What the task requires → After locating the line that holds "Extract the structured", repeat it and each following line exactly until the material ends, skipping pictures.

Input material →
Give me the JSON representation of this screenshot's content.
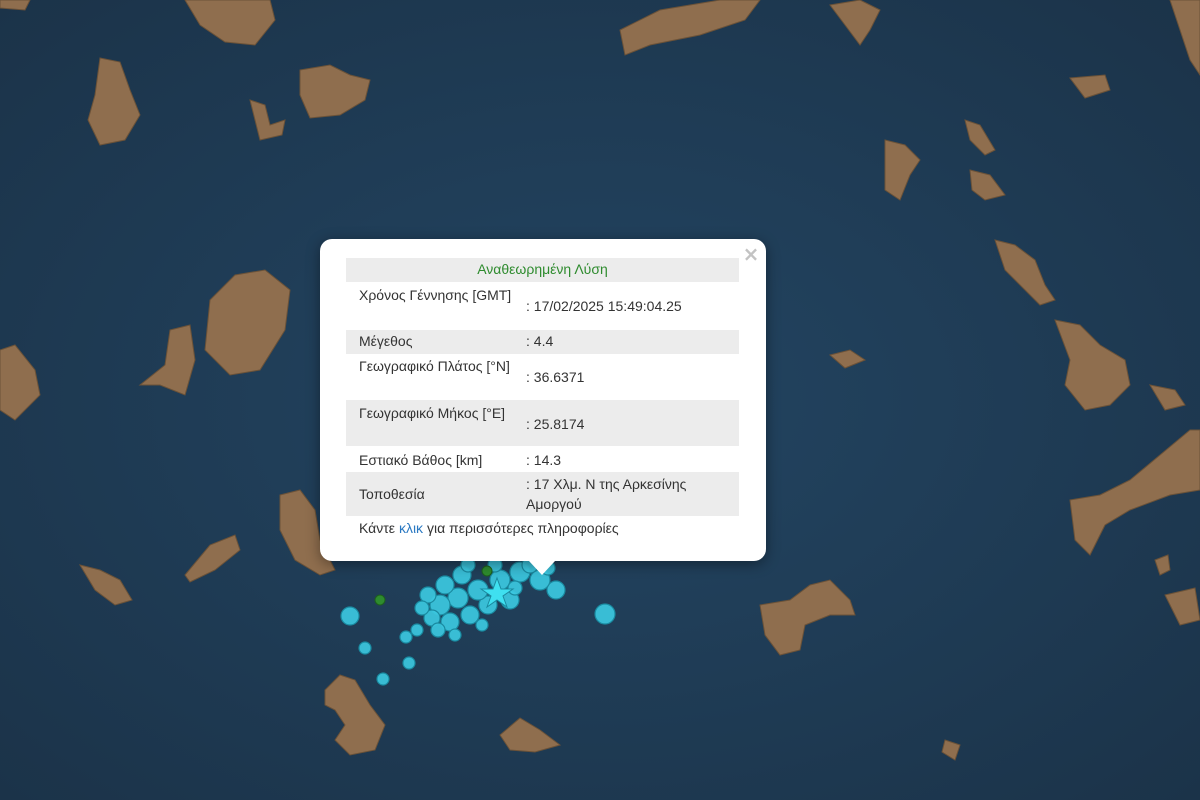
{
  "map": {
    "colors": {
      "sea": "#1f3a52",
      "land": "#8a6a4a",
      "quake": "#3cc8e0",
      "quake_edge": "#1a8aa0",
      "older_quake": "#2e8b2e"
    },
    "main_event_icon": "star-icon"
  },
  "popup": {
    "title": "Αναθεωρημένη Λύση",
    "rows": [
      {
        "label": "Χρόνος Γέννησης [GMT]",
        "value": ": 17/02/2025 15:49:04.25"
      },
      {
        "label": "Μέγεθος",
        "value": ": 4.4"
      },
      {
        "label": "Γεωγραφικό Πλάτος [°N]",
        "value": ": 36.6371"
      },
      {
        "label": "Γεωγραφικό Μήκος [°E]",
        "value": ": 25.8174"
      },
      {
        "label": "Εστιακό Βάθος [km]",
        "value": ": 14.3"
      },
      {
        "label": "Τοποθεσία",
        "value": ": 17 Χλμ. N της Αρκεσίνης Αμοργού"
      }
    ],
    "more_prefix": "Κάντε",
    "more_link": "κλικ",
    "more_suffix": "για περισσότερες πληροφορίες",
    "close_symbol": "×"
  }
}
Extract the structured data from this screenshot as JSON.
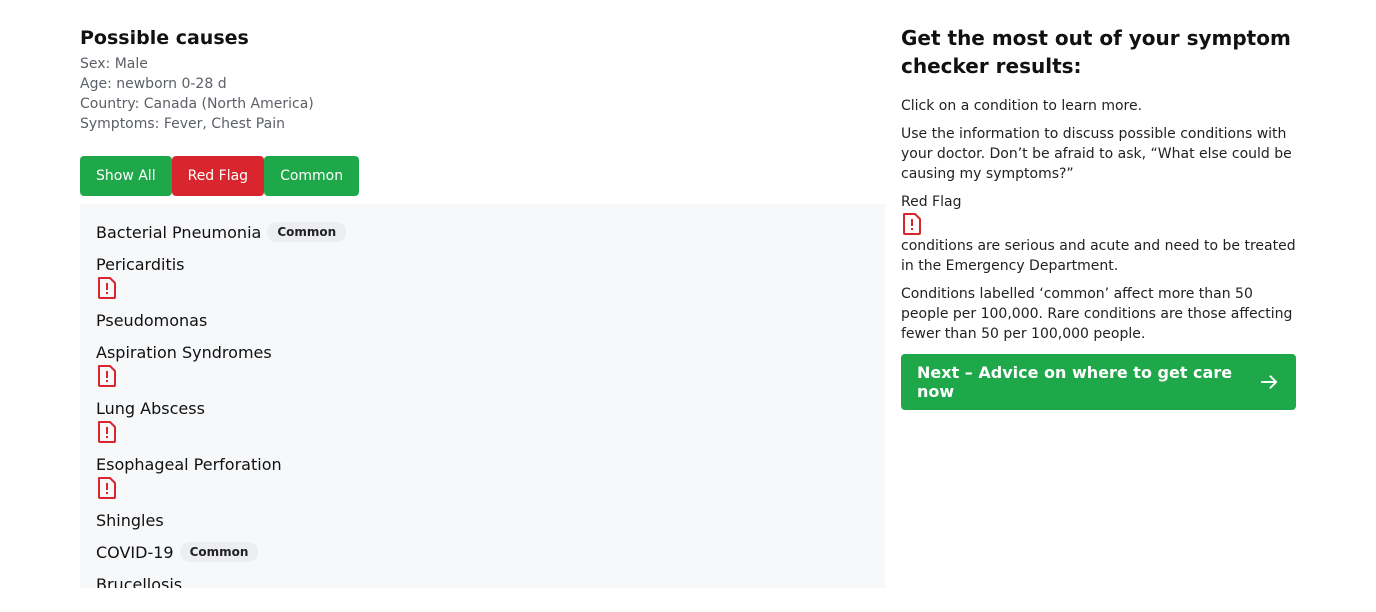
{
  "left": {
    "title": "Possible causes",
    "meta": {
      "sex": "Sex: Male",
      "age": "Age: newborn 0-28 d",
      "country": "Country: Canada (North America)",
      "symptoms": "Symptoms: Fever, Chest Pain"
    },
    "filters": {
      "show_all": "Show All",
      "red_flag": "Red Flag",
      "common": "Common"
    },
    "conditions": [
      {
        "name": "Bacterial Pneumonia",
        "badge": "Common"
      },
      {
        "name": "Pericarditis"
      },
      {
        "name": "Pseudomonas"
      },
      {
        "name": "Aspiration Syndromes"
      },
      {
        "name": "Lung Abscess"
      },
      {
        "name": "Esophageal Perforation"
      },
      {
        "name": "Shingles"
      },
      {
        "name": "COVID-19",
        "badge": "Common"
      },
      {
        "name": "Brucellosis"
      }
    ]
  },
  "right": {
    "title": "Get the most out of your symptom checker results:",
    "para1": "Click on a condition to learn more.",
    "para2": "Use the information to discuss possible conditions with your doctor. Don’t be afraid to ask, “What else could be causing my symptoms?”",
    "red_flag_label": "Red Flag",
    "para3": "conditions are serious and acute and need to be treated in the Emergency Department.",
    "para4": "Conditions labelled ‘common’ affect more than 50 people per 100,000. Rare conditions are those affecting fewer than 50 per 100,000 people.",
    "next_button": "Next – Advice on where to get care now"
  },
  "colors": {
    "green": "#1fa84a",
    "red": "#d9262e",
    "panel_bg": "#f7f8fa"
  },
  "icons": [
    "red-flag-icon",
    "arrow-right-icon"
  ]
}
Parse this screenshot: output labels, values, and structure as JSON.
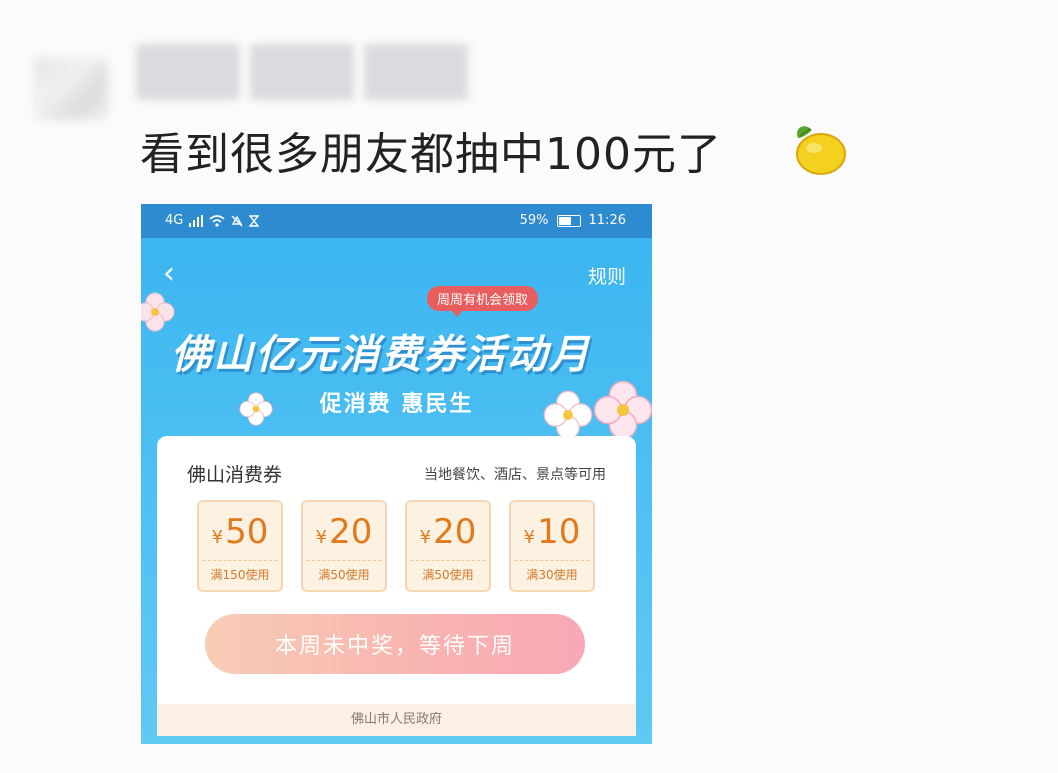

Expected answer →
Extract the structured data from this screenshot as JSON.
{
  "left": {
    "title": "Possible causes",
    "meta": {
      "sex": "Sex: Male",
      "age": "Age: newborn 0-28 d",
      "country": "Country: Canada (North America)",
      "symptoms": "Symptoms: Fever, Chest Pain"
    },
    "filters": {
      "show_all": "Show All",
      "red_flag": "Red Flag",
      "common": "Common"
    },
    "conditions": [
      {
        "name": "Bacterial Pneumonia",
        "badge": "Common"
      },
      {
        "name": "Pericarditis"
      },
      {
        "name": "Pseudomonas"
      },
      {
        "name": "Aspiration Syndromes"
      },
      {
        "name": "Lung Abscess"
      },
      {
        "name": "Esophageal Perforation"
      },
      {
        "name": "Shingles"
      },
      {
        "name": "COVID-19",
        "badge": "Common"
      },
      {
        "name": "Brucellosis"
      }
    ]
  },
  "right": {
    "title": "Get the most out of your symptom checker results:",
    "para1": "Click on a condition to learn more.",
    "para2": "Use the information to discuss possible conditions with your doctor. Don’t be afraid to ask, “What else could be causing my symptoms?”",
    "red_flag_label": "Red Flag",
    "para3": "conditions are serious and acute and need to be treated in the Emergency Department.",
    "para4": "Conditions labelled ‘common’ affect more than 50 people per 100,000. Rare conditions are those affecting fewer than 50 per 100,000 people.",
    "next_button": "Next – Advice on where to get care now"
  },
  "colors": {
    "green": "#1fa84a",
    "red": "#d9262e",
    "panel_bg": "#f7f8fa"
  },
  "icons": [
    "red-flag-icon",
    "arrow-right-icon"
  ]
}
Parse this screenshot: output labels, values, and structure as JSON.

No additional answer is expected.